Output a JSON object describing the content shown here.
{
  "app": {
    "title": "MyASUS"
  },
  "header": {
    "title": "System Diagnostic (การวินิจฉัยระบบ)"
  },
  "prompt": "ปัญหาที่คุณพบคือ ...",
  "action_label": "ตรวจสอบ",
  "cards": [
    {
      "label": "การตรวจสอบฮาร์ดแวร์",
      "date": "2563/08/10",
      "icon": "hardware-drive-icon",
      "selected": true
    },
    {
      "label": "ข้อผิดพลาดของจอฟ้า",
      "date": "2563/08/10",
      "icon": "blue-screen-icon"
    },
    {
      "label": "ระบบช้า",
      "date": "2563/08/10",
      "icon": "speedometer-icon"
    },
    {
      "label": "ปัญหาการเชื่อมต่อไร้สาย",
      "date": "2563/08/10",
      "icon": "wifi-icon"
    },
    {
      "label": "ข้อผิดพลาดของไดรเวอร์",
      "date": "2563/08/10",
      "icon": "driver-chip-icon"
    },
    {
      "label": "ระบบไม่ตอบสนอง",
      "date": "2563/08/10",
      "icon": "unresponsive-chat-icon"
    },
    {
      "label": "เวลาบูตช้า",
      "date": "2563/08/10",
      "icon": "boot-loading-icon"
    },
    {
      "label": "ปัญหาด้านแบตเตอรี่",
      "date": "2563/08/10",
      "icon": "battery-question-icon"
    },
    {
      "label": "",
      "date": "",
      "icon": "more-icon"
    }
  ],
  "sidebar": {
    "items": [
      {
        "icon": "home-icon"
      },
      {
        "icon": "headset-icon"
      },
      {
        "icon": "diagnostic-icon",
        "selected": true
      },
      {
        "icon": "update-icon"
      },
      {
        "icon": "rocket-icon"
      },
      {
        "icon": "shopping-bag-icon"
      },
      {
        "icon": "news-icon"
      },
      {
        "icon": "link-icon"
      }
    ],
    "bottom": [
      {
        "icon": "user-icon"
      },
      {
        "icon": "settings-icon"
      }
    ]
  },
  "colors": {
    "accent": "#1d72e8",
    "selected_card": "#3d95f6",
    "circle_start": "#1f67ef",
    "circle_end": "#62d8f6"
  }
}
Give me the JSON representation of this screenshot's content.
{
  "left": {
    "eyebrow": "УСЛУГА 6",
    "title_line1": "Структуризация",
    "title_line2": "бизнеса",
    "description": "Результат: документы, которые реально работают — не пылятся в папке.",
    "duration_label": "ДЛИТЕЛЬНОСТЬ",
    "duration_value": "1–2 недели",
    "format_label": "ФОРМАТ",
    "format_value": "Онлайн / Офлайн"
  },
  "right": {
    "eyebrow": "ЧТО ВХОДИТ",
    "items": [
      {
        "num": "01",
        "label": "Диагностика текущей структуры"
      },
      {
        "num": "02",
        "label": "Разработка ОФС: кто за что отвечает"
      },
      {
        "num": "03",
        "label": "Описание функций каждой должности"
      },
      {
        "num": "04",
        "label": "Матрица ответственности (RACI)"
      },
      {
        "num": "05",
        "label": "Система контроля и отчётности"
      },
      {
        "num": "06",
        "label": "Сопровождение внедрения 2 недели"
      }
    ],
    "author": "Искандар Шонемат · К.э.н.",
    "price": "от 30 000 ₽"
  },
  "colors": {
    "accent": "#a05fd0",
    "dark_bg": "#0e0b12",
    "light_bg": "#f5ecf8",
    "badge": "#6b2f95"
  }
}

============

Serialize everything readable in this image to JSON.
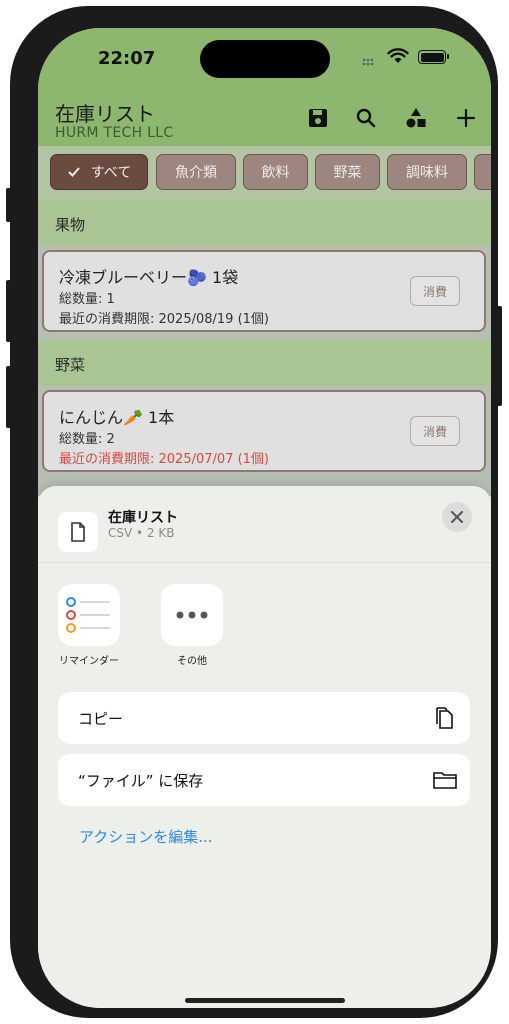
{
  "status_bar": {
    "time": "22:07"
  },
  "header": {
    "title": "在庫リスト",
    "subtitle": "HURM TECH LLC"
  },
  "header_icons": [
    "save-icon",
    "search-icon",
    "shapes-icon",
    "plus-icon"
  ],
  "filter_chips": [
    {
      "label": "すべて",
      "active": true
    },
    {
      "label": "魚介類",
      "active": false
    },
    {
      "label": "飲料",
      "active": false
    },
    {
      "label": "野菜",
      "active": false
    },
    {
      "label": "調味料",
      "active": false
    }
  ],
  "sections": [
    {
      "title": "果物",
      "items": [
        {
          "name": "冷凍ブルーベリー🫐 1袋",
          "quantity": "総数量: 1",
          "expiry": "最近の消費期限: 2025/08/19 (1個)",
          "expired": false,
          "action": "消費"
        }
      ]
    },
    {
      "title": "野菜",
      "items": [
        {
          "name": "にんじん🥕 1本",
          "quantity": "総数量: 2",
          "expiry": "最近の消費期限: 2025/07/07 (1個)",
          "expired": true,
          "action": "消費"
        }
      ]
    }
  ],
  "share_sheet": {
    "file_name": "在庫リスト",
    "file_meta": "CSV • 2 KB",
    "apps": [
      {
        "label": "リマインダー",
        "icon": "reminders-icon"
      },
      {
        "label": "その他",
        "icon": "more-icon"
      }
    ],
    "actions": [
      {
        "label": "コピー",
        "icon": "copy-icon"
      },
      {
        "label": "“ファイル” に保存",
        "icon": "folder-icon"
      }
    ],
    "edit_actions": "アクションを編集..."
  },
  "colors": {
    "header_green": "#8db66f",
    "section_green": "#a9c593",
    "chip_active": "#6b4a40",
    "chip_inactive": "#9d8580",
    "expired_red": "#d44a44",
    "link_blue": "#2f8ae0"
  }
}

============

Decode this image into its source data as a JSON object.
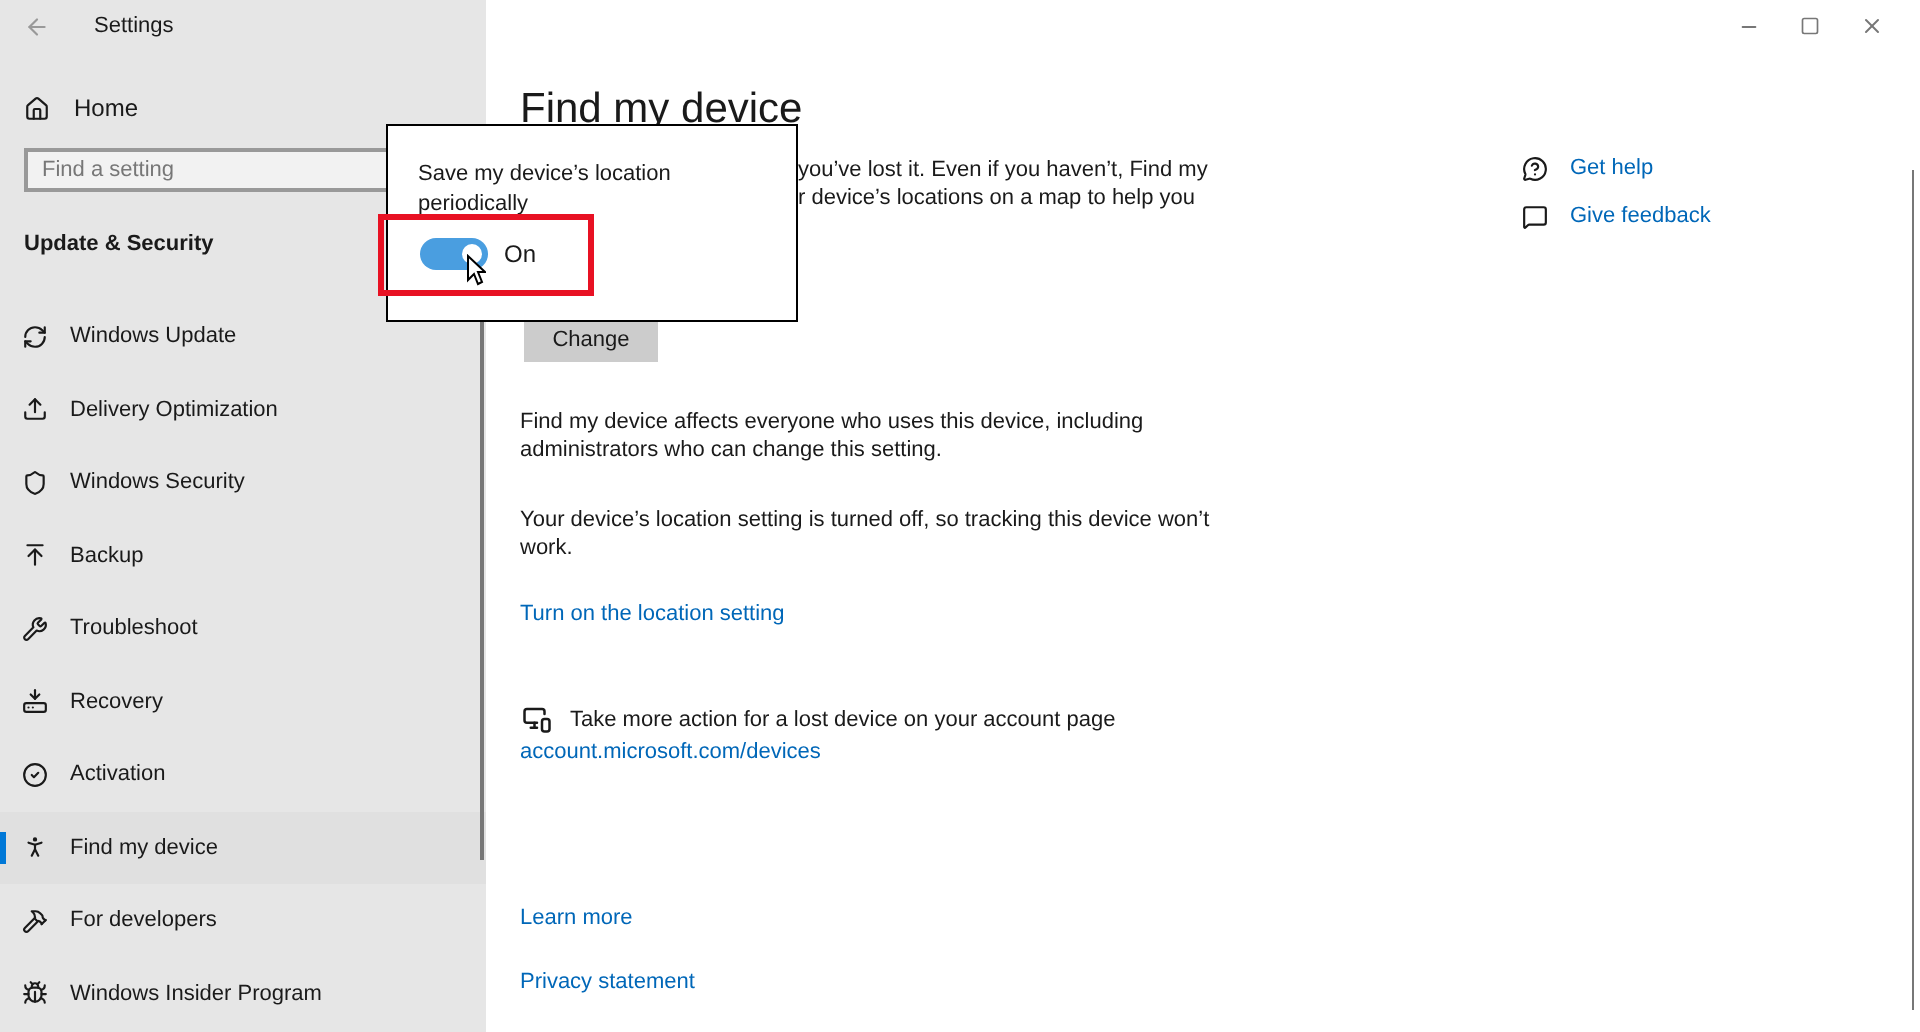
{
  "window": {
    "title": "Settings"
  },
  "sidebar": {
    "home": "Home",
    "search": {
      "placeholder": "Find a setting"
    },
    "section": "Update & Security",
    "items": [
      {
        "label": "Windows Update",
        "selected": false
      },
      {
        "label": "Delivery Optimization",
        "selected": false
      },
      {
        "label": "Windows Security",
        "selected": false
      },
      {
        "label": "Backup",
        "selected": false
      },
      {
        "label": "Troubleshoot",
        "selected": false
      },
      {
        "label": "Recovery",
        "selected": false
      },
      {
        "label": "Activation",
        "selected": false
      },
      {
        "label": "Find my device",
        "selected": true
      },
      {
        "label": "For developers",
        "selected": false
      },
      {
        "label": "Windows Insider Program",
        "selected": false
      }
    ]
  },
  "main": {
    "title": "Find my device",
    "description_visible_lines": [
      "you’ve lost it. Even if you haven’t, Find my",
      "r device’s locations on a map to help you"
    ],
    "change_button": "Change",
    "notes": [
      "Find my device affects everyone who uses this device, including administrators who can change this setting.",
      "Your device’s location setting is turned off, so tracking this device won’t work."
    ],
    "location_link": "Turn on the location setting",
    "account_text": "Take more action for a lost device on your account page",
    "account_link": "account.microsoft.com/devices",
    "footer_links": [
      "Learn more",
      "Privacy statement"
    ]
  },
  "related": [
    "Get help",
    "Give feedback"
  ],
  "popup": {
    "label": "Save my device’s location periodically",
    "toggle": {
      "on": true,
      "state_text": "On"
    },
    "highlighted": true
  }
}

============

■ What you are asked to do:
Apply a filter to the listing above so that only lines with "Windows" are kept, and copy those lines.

■ Expected output:
        "label": "Windows Update",
        "label": "Windows Security",
        "label": "Windows Insider Program",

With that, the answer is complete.